WASHINGTON (AP) — The threat which has prompted the U.S. to shutter some diplomatic posts and issue a travel alert is reportedly based on intercepted communications.
The New York Times is reporting that the communications were between senior al-Qaida operatives.
The top U.S. military commander says there is what he calls "a significant threat stream." Joint Chiefs Chairman Gen. Martin Dempsey told ABC News that the threat was "more specific" than previous ones and that potential targets are Western, not just U.S. interests."
The State Department is urging American travelers to take extra precautions overseas. Potential dangers listed include public transportation systems and other prime sites for tourists.
The threat follows this week's White House meeting between President Barack Obama and Yemen's current president, Abdo Rabby Mansour Hadi.
CAIRO (AP) — An Egyptian police official says that if followers of ousted President Mohammed Morsi abandon their protest sit-ins, this will allow his Muslim Brotherhood group to have a normal role in the political process.
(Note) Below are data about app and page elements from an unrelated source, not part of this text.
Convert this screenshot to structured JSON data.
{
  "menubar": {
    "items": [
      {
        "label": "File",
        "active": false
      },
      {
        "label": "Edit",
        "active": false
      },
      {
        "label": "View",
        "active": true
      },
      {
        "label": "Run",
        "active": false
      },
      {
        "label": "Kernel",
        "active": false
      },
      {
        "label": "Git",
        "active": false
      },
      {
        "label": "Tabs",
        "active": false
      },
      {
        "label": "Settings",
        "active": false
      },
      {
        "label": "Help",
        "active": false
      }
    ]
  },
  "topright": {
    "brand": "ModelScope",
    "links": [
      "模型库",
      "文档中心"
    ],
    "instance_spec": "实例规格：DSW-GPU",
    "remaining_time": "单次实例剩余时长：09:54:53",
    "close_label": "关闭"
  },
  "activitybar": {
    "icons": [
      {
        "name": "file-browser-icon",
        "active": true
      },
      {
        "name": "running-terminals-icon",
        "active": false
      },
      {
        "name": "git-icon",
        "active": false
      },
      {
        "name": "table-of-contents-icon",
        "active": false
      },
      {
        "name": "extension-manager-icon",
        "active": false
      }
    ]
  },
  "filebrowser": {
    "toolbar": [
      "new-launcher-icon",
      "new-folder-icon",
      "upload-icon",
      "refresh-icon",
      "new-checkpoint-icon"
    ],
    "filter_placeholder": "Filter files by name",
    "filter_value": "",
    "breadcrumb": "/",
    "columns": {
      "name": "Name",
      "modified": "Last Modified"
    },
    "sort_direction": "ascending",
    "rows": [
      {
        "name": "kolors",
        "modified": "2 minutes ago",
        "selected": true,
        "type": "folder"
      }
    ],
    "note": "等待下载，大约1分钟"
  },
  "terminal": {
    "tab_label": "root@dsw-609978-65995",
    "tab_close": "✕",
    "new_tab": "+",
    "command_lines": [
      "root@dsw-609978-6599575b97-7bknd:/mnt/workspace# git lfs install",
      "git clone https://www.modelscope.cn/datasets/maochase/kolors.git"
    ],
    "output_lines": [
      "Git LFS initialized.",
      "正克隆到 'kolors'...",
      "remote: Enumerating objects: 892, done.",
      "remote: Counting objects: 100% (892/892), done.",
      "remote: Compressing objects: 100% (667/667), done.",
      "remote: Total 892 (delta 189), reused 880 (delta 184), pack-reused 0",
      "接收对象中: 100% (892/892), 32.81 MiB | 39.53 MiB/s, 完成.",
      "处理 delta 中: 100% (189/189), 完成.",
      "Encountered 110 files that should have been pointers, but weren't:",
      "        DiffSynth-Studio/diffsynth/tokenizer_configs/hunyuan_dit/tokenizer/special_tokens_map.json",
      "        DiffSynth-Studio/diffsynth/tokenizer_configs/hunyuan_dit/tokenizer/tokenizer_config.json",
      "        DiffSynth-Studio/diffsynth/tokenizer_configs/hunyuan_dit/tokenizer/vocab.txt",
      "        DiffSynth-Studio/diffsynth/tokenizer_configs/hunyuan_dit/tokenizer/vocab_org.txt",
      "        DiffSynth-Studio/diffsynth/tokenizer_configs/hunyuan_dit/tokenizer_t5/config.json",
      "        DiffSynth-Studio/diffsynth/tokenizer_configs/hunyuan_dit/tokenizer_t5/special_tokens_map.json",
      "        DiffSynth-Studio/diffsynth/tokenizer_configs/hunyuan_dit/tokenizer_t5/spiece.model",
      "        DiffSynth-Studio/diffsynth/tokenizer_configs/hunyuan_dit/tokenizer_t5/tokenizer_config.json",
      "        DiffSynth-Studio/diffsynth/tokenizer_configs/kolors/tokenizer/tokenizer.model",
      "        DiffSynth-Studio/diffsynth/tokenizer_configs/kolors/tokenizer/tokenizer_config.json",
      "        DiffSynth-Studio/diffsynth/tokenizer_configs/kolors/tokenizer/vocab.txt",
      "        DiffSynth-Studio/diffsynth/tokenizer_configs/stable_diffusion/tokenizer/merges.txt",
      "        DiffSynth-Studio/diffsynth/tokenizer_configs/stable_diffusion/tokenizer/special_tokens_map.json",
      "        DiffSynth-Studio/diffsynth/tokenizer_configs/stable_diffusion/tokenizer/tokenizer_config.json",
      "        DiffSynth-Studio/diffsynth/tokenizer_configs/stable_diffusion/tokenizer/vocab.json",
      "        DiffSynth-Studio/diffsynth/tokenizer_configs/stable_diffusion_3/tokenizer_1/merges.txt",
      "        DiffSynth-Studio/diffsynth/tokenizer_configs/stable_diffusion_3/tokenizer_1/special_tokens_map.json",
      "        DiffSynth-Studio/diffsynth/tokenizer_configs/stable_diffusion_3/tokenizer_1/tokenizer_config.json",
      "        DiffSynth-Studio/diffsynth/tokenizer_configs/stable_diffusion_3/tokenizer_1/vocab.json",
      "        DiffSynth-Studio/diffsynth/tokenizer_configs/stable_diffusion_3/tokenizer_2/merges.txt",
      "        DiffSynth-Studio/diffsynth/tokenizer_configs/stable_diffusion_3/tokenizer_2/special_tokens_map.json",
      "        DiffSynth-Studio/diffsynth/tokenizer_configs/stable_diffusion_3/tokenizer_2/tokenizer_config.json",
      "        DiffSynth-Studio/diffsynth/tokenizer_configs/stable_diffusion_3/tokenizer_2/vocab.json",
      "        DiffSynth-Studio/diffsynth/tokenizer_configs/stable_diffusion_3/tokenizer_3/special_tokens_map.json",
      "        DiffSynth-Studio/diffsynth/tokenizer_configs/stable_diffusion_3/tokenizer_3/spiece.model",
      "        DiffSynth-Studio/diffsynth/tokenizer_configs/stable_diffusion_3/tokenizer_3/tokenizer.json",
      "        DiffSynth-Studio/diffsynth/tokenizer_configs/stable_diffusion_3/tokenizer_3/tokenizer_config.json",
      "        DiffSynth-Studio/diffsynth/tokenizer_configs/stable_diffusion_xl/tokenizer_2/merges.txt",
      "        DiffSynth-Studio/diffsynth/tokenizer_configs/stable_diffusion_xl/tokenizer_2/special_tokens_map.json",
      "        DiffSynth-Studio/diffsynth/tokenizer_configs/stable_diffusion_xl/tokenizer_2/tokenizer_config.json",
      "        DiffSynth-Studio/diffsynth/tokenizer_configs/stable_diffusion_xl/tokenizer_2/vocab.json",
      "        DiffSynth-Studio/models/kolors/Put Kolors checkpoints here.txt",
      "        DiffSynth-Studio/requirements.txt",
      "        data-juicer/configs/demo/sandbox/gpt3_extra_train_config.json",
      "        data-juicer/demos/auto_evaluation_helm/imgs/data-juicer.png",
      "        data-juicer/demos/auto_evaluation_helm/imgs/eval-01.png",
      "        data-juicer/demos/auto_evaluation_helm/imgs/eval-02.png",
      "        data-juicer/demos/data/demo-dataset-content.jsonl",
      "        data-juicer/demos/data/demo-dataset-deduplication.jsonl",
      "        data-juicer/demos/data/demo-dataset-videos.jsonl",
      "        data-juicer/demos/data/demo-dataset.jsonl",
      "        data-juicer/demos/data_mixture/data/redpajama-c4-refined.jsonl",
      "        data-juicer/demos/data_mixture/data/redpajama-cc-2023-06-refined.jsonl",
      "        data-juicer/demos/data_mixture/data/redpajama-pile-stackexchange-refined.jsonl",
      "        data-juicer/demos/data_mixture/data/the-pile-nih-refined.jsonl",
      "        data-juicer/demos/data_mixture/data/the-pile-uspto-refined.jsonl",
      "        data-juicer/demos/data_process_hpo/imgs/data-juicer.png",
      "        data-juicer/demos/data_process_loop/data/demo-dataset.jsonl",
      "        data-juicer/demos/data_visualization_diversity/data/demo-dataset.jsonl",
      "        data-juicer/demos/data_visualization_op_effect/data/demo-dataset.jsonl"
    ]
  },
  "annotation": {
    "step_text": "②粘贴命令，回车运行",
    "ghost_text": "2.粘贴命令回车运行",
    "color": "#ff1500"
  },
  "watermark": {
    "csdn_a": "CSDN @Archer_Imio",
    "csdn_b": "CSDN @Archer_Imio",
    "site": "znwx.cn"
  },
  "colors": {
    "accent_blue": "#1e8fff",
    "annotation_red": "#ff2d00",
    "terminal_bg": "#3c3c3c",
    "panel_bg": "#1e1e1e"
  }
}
Saturday's televised remarks by Interior Ministry spokesman Hany Abdel-Latif came as authorities announced plans to break up the two main Cairo sit-ins by erecting cordons to prevent people from entering them.
Morsi's backers, including his Muslim Brotherhood group, have vowed to continue protesting until he's reinstated.
"If you believe you are bringing victory to the Brotherhood (by pursuing the sit-ins), it is your safe and secure departure that will allow the Brotherhood to go back to its role in the political process," Abdel-Latif said.
Morsi was overthrown in a July 3 coup after millions demonstrated demanding his overthrow.
CLEVELAND (AP) - She says she spent "11 years in hell" when she was held captive by Ariel Castro. But today, Michelle Knight smiled as Castro was led away to start serving a life sentence plus 1,000 years, for holding Knight and two other women in his home for years and raping them repeatedly.
Knight earlier delivered a statement in which she said she now has her life back -- but that Castro's life is over.
Castro also spoke at his sentencing hearing, apologizing to his victims in a rambling, defiant statement. He blamed a sex addiction, his former wife and even the FBI for not thoroughly investigating the abductions. And he claimed that most of the sex was consensual, and that the women were never tortured. Castro said, "I'm not a monster. I'm sick."
The judge dismissed Castro's claim that the women had lived a happy life with him. The judge said, "I'm not sure there's anyone in America that would agree with you." He also told Castro that there's no place in the world for people who enslave others.
Today's hearing gave prosecutors a chance to detail some of Castro's assaults. And authorities described the makeshift prison he built in his home -- even creating an alarm system, as he chained the women inside bolted bedrooms.